#### LISTED ENTRIES

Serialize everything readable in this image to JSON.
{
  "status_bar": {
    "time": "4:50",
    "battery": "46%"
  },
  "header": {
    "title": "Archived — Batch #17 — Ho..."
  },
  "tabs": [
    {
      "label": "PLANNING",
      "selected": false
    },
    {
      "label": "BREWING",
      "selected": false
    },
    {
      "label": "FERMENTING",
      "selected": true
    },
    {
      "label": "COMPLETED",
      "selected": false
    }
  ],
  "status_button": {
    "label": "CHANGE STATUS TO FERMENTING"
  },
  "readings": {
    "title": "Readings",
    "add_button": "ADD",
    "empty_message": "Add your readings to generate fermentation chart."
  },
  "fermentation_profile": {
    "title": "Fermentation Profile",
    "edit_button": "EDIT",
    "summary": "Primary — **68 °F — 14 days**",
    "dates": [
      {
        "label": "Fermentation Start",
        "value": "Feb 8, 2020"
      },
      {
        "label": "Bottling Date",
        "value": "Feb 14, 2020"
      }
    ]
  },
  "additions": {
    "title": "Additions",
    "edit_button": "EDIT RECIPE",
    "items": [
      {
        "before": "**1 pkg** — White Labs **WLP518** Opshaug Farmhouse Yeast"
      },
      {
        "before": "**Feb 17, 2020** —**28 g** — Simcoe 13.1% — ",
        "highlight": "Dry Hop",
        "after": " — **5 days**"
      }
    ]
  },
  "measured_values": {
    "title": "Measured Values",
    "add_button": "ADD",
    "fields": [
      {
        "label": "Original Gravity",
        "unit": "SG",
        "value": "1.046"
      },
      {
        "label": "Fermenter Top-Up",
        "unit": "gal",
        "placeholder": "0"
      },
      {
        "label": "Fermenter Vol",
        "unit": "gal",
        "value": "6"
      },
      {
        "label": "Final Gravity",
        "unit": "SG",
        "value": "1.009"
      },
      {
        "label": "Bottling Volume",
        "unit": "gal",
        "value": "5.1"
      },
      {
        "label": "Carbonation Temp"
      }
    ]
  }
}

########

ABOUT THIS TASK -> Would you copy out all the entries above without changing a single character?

SOLUTION TO THIS EXERCISE ->
Serialize everything readable in this image to JSON.
{
  "status_bar": {
    "time": "4:50",
    "battery": "46%"
  },
  "header": {
    "title": "Archived — Batch #17 — Ho..."
  },
  "tabs": [
    {
      "label": "PLANNING",
      "selected": false
    },
    {
      "label": "BREWING",
      "selected": false
    },
    {
      "label": "FERMENTING",
      "selected": true
    },
    {
      "label": "COMPLETED",
      "selected": false
    }
  ],
  "status_button": {
    "label": "CHANGE STATUS TO FERMENTING"
  },
  "readings": {
    "title": "Readings",
    "add_button": "ADD",
    "empty_message": "Add your readings to generate fermentation chart."
  },
  "fermentation_profile": {
    "title": "Fermentation Profile",
    "edit_button": "EDIT",
    "summary": "Primary — **68 °F — 14 days**",
    "dates": [
      {
        "label": "Fermentation Start",
        "value": "Feb 8, 2020"
      },
      {
        "label": "Bottling Date",
        "value": "Feb 14, 2020"
      }
    ]
  },
  "additions": {
    "title": "Additions",
    "edit_button": "EDIT RECIPE",
    "items": [
      {
        "before": "**1 pkg** — White Labs **WLP518** Opshaug Farmhouse Yeast"
      },
      {
        "before": "**Feb 17, 2020** —**28 g** — Simcoe 13.1% — ",
        "highlight": "Dry Hop",
        "after": " — **5 days**"
      }
    ]
  },
  "measured_values": {
    "title": "Measured Values",
    "add_button": "ADD",
    "fields": [
      {
        "label": "Original Gravity",
        "unit": "SG",
        "value": "1.046"
      },
      {
        "label": "Fermenter Top-Up",
        "unit": "gal",
        "placeholder": "0"
      },
      {
        "label": "Fermenter Vol",
        "unit": "gal",
        "value": "6"
      },
      {
        "label": "Final Gravity",
        "unit": "SG",
        "value": "1.009"
      },
      {
        "label": "Bottling Volume",
        "unit": "gal",
        "value": "5.1"
      },
      {
        "label": "Carbonation Temp"
      }
    ]
  }
}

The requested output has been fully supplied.